Celebrating the Dead through Día De Los Muertos

By Jovill Pagay, CONTRIBUTOR

Just because a loved one has passed away, that doesn’t mean they are gone from your life. They are still with you in the memories you hold of them, in the ways you act that reflect off the things they teach you, and the stories you share of their lives. Regardless of how long it has been since they have walked this earth, as long as you keep them in your heart, they are with you.
Sometimes there are special days that call for a little more in the department of remembering a loved one. One of those special days is of course Día De Los Muertos, or Day of the Dead.
October is the month of Halloween, an annual holiday for people of all ages to be allowed to pretend to be anyone they desire and receive treats from the neighbors.
Well, at least that’s how society celebrates the popular spooky holiday today.
The holiday originated back in Europe about 2,000 years ago, where they held the ancient Celtic festival of Samhain. The Celts would dress up in frightening costumes in hopes that it would ward off the spirits and ghosts.
It was not until the late 1800s that Halloween made its way to America, which curated the holiday more for communities to gather together to celebrate ghosts, witches and giving out treats to young trick-or-treaters.
Apart from celebrating the exciting and spooky culture of Halloween in America, there is a much older tradition dedicated to the dead.
Día de los Muertos, also known as The Day of the Dead, has been a longtime Mexican tradition. The holiday formally dates back about 3,000 years ago, where it began as a ritual honoring the dead in pre-Columbian Mesoamerica. The holiday begins on Oct. 31 and carries on through until Nov. 2.
Día de los Muertos is celebrated all over Latin America as well as amongst the Mexican population that resides in the United States.
The holiday revolves around the theme of death, but for individuals who celebrate Día de los Muertos, it is more than that. The holiday is about honoring deceased loved ones by celebrating their memory in cemeteries and by welcoming back their soul through food, drinks, and lively music.
Though Día de los Muertos is an exciting three-day event for the dead, it also focuses on a more serious tradition for Mexican families.
Mexican cultures often have a shrine dedicated to their loved ones, often displaying ofrendas inside their homes.
Ofrendas are offerings placed on their loved one’s altar to honor their memory and is intended for welcoming back their soul. It is also a tradition for families to display sugar skulls to represent their loved ones.
To get into the spirit of the holiday, San Jose held their Annual Día de los Muertos Procession and Festival on Sunday, Oct. 20, 2019.
“For me, [during] this time around it is special, because it is about celebrating the afterlife and showing my appreciation,” stated Jordan Valentino, an attendee from the festival.

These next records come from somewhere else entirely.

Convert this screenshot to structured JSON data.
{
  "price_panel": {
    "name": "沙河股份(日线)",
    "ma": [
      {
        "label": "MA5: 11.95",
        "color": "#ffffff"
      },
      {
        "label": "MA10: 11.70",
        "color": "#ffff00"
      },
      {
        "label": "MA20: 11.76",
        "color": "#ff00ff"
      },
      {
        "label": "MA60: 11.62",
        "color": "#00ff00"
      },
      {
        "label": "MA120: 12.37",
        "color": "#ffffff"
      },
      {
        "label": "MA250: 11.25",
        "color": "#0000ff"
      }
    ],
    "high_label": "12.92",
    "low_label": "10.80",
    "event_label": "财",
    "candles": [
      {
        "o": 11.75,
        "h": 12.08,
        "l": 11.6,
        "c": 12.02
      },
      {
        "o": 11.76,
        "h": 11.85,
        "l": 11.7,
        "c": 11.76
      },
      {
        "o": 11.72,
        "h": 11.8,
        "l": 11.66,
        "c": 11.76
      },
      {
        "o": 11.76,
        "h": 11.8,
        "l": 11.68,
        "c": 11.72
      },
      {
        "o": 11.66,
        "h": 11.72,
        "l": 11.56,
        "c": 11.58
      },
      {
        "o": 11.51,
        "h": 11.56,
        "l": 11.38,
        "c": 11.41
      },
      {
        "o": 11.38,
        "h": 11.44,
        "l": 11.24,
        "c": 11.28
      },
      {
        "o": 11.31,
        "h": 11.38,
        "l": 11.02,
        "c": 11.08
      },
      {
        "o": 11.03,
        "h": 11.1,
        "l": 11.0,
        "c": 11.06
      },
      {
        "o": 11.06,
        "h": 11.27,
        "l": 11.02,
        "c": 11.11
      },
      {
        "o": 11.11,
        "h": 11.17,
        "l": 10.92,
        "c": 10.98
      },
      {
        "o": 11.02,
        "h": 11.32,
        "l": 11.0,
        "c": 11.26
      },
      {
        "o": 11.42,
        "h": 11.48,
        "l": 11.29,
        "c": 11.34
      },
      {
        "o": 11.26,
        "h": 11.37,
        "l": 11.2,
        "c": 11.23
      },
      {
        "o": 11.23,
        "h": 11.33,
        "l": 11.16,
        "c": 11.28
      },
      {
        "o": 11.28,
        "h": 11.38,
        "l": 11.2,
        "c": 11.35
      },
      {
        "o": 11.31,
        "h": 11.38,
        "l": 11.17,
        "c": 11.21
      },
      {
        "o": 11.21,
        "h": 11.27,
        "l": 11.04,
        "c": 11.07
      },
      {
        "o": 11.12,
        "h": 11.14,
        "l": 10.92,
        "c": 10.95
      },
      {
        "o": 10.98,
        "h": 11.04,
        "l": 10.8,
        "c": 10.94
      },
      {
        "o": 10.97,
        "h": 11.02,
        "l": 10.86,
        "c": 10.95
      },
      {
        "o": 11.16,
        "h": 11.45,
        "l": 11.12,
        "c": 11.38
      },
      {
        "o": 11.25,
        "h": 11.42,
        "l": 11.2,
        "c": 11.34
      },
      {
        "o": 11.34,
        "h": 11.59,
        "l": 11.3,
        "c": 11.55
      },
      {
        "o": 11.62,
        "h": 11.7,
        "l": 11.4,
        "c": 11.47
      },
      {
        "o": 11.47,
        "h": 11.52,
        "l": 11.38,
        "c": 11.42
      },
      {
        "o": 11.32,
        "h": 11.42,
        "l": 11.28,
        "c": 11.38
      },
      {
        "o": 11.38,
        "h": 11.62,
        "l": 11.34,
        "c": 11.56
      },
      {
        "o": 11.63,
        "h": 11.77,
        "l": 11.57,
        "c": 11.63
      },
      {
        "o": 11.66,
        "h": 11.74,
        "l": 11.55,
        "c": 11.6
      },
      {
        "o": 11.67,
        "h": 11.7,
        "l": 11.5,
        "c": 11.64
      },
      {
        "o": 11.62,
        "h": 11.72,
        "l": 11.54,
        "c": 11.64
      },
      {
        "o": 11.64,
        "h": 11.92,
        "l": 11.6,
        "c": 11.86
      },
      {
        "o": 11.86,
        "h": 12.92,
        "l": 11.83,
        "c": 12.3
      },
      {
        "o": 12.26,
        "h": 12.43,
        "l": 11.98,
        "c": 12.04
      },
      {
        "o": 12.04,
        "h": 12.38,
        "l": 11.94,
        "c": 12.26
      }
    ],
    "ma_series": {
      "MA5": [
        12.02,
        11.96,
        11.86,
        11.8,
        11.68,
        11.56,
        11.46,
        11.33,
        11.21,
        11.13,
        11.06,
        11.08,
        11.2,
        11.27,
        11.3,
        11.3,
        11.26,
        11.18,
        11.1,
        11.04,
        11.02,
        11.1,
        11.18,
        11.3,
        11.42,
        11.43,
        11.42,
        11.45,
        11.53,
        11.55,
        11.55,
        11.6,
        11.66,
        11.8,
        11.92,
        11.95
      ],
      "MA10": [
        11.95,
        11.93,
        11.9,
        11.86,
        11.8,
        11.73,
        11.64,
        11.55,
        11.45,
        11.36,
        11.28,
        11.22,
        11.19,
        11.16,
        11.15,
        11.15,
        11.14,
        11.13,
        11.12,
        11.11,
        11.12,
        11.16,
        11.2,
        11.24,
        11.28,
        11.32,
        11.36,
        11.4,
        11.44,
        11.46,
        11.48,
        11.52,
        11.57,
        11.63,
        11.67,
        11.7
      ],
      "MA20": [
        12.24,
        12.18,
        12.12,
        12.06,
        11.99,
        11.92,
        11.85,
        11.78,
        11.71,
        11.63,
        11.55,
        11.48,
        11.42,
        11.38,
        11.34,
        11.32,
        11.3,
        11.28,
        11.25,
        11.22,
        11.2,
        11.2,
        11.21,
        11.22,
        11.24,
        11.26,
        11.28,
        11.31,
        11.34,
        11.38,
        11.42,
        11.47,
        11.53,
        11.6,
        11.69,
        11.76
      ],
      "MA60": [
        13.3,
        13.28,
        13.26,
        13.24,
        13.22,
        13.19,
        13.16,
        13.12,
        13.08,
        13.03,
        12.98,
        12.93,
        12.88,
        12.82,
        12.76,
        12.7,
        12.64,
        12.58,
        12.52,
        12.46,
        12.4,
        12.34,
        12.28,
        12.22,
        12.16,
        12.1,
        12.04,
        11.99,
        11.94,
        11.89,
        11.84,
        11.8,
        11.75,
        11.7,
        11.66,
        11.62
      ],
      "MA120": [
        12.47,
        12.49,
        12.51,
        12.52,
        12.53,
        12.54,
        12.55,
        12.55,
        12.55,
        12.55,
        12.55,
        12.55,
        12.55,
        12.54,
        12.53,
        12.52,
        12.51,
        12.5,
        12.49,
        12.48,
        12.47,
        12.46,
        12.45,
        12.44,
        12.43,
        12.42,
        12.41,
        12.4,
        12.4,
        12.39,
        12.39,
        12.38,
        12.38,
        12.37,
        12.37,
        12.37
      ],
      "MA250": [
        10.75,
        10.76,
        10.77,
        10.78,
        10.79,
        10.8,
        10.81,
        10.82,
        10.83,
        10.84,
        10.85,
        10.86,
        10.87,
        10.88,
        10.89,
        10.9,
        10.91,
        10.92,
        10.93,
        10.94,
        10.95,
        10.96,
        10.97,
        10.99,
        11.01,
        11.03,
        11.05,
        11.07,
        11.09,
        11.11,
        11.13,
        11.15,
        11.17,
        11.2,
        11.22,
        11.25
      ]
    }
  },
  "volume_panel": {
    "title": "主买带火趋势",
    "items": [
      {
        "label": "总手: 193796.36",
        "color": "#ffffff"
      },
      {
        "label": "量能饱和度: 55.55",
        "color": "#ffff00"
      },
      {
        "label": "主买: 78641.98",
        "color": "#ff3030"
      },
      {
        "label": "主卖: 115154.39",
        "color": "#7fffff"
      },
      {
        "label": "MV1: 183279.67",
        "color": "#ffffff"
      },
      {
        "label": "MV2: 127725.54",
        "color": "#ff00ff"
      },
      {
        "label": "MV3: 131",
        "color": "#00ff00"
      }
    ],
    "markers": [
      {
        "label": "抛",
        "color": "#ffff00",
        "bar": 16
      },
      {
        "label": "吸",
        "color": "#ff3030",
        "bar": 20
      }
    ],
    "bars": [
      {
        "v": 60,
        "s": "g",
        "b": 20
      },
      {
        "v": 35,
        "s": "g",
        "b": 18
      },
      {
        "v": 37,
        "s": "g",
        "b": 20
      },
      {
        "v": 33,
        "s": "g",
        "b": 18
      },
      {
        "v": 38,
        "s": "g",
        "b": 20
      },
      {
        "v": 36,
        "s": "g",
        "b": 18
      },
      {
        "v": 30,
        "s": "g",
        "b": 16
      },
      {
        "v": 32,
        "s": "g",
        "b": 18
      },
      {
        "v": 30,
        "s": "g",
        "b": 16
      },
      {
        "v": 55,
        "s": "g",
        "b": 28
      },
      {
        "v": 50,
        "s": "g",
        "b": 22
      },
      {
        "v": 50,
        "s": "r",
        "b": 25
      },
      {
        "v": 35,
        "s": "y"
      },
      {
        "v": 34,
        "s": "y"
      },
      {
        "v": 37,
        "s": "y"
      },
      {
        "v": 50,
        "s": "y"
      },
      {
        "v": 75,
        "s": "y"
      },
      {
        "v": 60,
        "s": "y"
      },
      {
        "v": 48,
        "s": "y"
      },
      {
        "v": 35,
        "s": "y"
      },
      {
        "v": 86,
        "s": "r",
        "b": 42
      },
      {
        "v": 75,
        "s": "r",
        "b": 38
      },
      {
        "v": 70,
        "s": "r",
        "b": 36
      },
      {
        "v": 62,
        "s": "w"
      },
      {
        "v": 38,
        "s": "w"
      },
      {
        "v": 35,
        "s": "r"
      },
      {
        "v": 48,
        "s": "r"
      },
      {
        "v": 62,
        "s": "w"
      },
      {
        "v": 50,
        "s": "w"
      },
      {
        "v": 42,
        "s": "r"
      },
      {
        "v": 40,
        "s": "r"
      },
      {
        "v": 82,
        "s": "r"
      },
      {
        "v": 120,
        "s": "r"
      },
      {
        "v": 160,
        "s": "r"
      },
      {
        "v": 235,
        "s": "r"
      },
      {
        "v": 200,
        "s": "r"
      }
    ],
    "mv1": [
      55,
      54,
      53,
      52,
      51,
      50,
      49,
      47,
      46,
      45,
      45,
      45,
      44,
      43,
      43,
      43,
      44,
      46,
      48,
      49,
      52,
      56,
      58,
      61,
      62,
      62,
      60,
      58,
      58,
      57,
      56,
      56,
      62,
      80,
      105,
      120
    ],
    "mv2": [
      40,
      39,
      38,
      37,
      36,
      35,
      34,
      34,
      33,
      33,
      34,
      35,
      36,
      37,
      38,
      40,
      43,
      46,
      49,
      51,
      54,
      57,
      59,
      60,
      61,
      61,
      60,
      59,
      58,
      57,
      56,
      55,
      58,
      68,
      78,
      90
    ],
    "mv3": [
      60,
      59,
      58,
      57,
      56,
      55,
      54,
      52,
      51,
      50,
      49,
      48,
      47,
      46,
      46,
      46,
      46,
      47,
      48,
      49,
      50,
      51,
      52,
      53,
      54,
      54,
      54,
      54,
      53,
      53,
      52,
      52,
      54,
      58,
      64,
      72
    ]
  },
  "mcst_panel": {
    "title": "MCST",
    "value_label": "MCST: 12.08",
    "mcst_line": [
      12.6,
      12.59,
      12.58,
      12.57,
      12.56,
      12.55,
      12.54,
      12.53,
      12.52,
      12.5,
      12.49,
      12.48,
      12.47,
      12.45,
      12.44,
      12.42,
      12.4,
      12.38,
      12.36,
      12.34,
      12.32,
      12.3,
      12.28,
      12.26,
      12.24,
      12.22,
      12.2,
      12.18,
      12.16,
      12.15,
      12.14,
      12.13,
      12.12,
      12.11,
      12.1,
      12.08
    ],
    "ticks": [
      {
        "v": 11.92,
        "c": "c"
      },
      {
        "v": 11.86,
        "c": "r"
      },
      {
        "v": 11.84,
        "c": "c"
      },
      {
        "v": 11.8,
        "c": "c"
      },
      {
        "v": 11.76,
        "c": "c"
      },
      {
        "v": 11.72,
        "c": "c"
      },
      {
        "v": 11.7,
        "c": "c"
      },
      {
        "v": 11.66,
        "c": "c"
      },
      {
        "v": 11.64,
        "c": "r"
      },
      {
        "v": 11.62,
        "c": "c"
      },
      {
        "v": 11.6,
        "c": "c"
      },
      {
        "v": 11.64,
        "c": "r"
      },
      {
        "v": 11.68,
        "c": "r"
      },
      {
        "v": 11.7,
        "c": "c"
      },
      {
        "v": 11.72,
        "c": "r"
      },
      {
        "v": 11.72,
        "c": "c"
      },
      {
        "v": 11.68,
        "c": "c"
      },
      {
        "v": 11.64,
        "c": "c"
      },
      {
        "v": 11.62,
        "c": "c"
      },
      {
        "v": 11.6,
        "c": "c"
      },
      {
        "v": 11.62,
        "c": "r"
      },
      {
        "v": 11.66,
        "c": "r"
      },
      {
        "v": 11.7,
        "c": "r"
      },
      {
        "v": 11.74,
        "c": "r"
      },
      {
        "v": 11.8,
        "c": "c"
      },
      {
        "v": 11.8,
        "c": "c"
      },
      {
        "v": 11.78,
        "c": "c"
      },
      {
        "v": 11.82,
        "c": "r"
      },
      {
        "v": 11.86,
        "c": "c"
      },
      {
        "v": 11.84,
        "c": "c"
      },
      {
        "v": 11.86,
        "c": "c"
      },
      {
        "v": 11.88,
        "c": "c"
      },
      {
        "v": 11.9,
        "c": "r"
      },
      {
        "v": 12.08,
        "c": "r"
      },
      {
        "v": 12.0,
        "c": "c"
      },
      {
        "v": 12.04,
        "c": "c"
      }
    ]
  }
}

The festival first kicked off with their parade, where people of all genders and ages had their faces colorfully painted resembling La Calavera Catrina, also known as Elegant Skull. There were beautiful performers wearing colorful feather headpieces and shell ankle bracelets, creating loud noises to amped up the crowd’s excitement.

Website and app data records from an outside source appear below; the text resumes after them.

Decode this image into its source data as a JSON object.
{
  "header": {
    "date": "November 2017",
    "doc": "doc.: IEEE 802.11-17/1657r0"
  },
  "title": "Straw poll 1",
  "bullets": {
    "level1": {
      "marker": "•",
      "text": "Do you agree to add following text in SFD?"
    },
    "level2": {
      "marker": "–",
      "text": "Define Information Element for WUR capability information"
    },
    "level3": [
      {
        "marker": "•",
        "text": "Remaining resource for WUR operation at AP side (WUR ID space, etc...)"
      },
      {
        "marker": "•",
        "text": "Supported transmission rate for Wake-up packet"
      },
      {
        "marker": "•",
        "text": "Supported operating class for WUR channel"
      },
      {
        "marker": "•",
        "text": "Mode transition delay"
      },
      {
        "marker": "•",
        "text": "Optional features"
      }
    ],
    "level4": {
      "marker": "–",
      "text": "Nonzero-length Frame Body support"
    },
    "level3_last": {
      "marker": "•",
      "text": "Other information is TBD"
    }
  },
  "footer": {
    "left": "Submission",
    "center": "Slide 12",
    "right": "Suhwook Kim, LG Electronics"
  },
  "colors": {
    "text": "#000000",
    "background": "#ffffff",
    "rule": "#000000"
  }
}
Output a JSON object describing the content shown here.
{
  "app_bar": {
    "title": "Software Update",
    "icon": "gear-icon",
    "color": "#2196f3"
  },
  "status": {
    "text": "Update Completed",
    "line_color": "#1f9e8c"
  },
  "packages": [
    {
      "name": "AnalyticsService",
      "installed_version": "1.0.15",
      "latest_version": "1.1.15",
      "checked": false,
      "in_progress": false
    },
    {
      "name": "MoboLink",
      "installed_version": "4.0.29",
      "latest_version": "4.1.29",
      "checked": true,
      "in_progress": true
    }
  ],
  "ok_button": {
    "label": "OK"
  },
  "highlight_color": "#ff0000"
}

“Here in San Jose, with such a large Hispanic population, it’s more advertised as a social gathering. Día de los Muertos has been more glorified in films, such as CoCo. In the film, it is about remembering the dead, but for us, we always try to remember the dead and not just one day,” expressed Robert Buenrostro, a participant from the parade.